They'll never convince me that there's any other motive behind the increase in the number of nominators people need to run for council and the deposit fee that they must put up.
They'll never convince me that they're only trying to discourage frivolous candidates from coming forward or to make it easier for the people casting ballots to appreciate whatever issues matter.
As one for whom frivolity obviously has considerable attraction, I see no danger to the democratic process or its outcome in frivolous candidates. Some people seem to think that electing city councillors is as serious a business as choosing a pope; as if dealing in sewage is as important as dealing in souls.
Those who argue that having too many candidates putting forward too many ideas diverts attention from really important issues are making some pretty arrogant assumptions. They're also showing contempt for the intelligence of electors.
Isn't it healthy for our system of governments when election campaigns bring out issues that those who govern us would rather keep hidden? Isn't it healthy, at least for public order, that those who bawl slogans as part of mobs at other times be allowed a platform once every few years in which to speak directly to voters?
All-candidates meetings should be just that. The convenience of television producers or the size of stages in school auditoriums shouldn't dictate who shall speak.

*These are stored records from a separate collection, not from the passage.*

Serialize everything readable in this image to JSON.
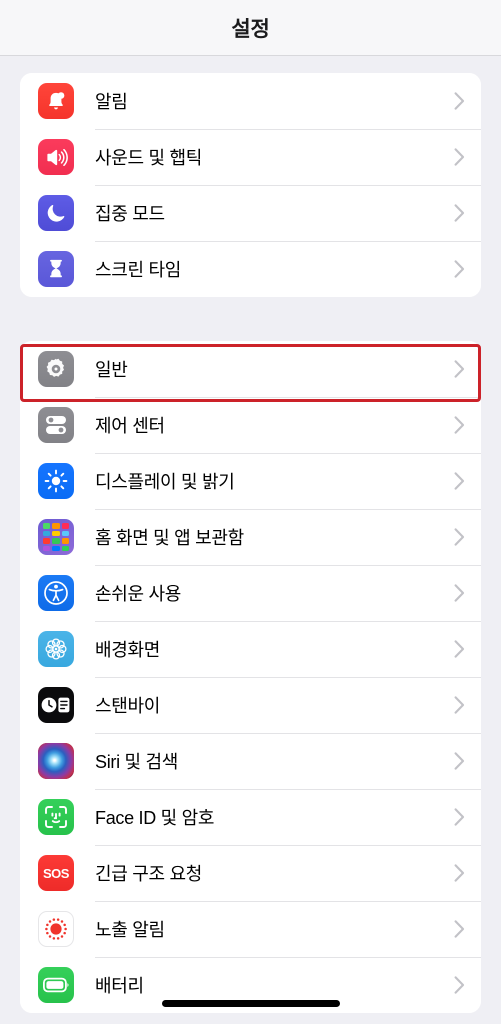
{
  "header": {
    "title": "설정"
  },
  "groups": [
    {
      "id": "group-1",
      "rows": [
        {
          "label": "알림",
          "icon": "bell-icon",
          "icon_class": "ic-notifications",
          "icon_name": "notifications-icon"
        },
        {
          "label": "사운드 및 햅틱",
          "icon": "speaker-waves-icon",
          "icon_class": "ic-sounds",
          "icon_name": "sounds-haptics-icon"
        },
        {
          "label": "집중 모드",
          "icon": "moon-icon",
          "icon_class": "ic-focus",
          "icon_name": "focus-icon"
        },
        {
          "label": "스크린 타임",
          "icon": "hourglass-icon",
          "icon_class": "ic-screentime",
          "icon_name": "screen-time-icon"
        }
      ]
    },
    {
      "id": "group-2",
      "rows": [
        {
          "label": "일반",
          "icon": "gear-icon",
          "icon_class": "ic-general",
          "icon_name": "general-icon"
        },
        {
          "label": "제어 센터",
          "icon": "sliders-icon",
          "icon_class": "ic-controlcenter",
          "icon_name": "control-center-icon"
        },
        {
          "label": "디스플레이 및 밝기",
          "icon": "sun-icon",
          "icon_class": "ic-display",
          "icon_name": "display-brightness-icon"
        },
        {
          "label": "홈 화면 및 앱 보관함",
          "icon": "app-grid-icon",
          "icon_class": "ic-homescreen",
          "icon_name": "home-screen-icon"
        },
        {
          "label": "손쉬운 사용",
          "icon": "accessibility-icon",
          "icon_class": "ic-accessibility",
          "icon_name": "accessibility-icon"
        },
        {
          "label": "배경화면",
          "icon": "flower-icon",
          "icon_class": "ic-wallpaper",
          "icon_name": "wallpaper-icon"
        },
        {
          "label": "스탠바이",
          "icon": "clock-widget-icon",
          "icon_class": "ic-standby",
          "icon_name": "standby-icon"
        },
        {
          "label": "Siri 및 검색",
          "icon": "siri-orb-icon",
          "icon_class": "ic-siri",
          "icon_name": "siri-search-icon"
        },
        {
          "label": "Face ID 및 암호",
          "icon": "face-id-icon",
          "icon_class": "ic-faceid",
          "icon_name": "face-id-passcode-icon"
        },
        {
          "label": "긴급 구조 요청",
          "icon": "sos-icon",
          "icon_class": "ic-sos",
          "icon_name": "emergency-sos-icon"
        },
        {
          "label": "노출 알림",
          "icon": "exposure-icon",
          "icon_class": "ic-exposure",
          "icon_name": "exposure-notifications-icon"
        },
        {
          "label": "배터리",
          "icon": "battery-icon",
          "icon_class": "ic-battery",
          "icon_name": "battery-icon"
        }
      ]
    }
  ],
  "highlight": {
    "target_label": "일반",
    "color": "#CC2229"
  },
  "colors": {
    "background": "#EFEFF4",
    "card": "#FFFFFF",
    "separator": "#E3E3E6",
    "chevron": "#C2C2C7",
    "label": "#000000",
    "highlight": "#CC2229"
  }
}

I wouldn't go so far as to say that convicted criminals or the certifiably insane should be able to stand for election to municipal office -- there's time enough for them to become either before their term runs out -- but if you can vote, you should be able to stand.
Even, like that charming lady who ran the last time in Victoria, on your head. That must afford, at least, a different perspective.

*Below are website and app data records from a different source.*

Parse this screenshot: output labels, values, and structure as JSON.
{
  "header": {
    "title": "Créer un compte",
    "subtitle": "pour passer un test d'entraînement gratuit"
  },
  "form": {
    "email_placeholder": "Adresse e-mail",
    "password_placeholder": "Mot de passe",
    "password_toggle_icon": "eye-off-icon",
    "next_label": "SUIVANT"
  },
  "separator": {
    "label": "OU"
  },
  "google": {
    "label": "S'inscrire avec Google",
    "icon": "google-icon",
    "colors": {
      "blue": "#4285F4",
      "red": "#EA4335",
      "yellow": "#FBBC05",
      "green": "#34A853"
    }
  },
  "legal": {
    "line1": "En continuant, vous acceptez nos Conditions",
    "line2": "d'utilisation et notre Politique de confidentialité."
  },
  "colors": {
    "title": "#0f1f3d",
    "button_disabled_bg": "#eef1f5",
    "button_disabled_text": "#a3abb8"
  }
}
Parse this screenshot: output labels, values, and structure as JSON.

I think all the homeless people on our streets should run for council. They mightn't find a place to live, but they might find, in city hall, a place to work -- which would discourage a few I know from running.
I don't think the age of prospective candidates should work against them any more than their sexual peculiarities or that they have senseless pursuits like golf. There was a time when being an owner of property was a prerequisite for candidates because that implied education and intelligence -- factors that have long since ceased to matter in our parliaments and city halls.
When the fourth Druk Gyelpo of Bhutan decided to democratize his country, it was decided that candidates for parliament should have a university education. Otherwise, it was argued, the country would "suffer from the erratic decisions of unsuitable elected leaders" and because those successful "must be able to understand and analyze voluminous reports and proposals" and "conceive original thoughts and ideas."
How many Victoria councillors, I wonder, are capable of all that?
In Iran, the Guardian Council, dominated by clerics, none of whom is noted for standing on his head or even smiling, has disqualified thousands of declared candidates, especially all the women who wanted to run in 2004.
There, in a twist that must appeal to some on Victoria council, two years in parliament guarantees candidacy.
I'd like to bring back the practice in ancient Greece where election was by lottery to ensure that ordinary citizens had a chance against well-born, influential candidates -- the sort who live in the Uplands today and have a pithy quotation for any occasion.
I'd also like to bring back the ancient Greeks' practice of ostracism. New Victorians, like old Athenians, should be able to scratch on potsherds the names of elected officials who don't live up to expectations and the "winner" when votes are counted would be banished from the city for 10 years.
Those sourpusses on council should recognize that their city hall looks as if it came from Disneyland. They should all put on Mickey Mouse ears and practise frivolity.
And maybe the only qualification for candidates should be an ability to stand on one's head.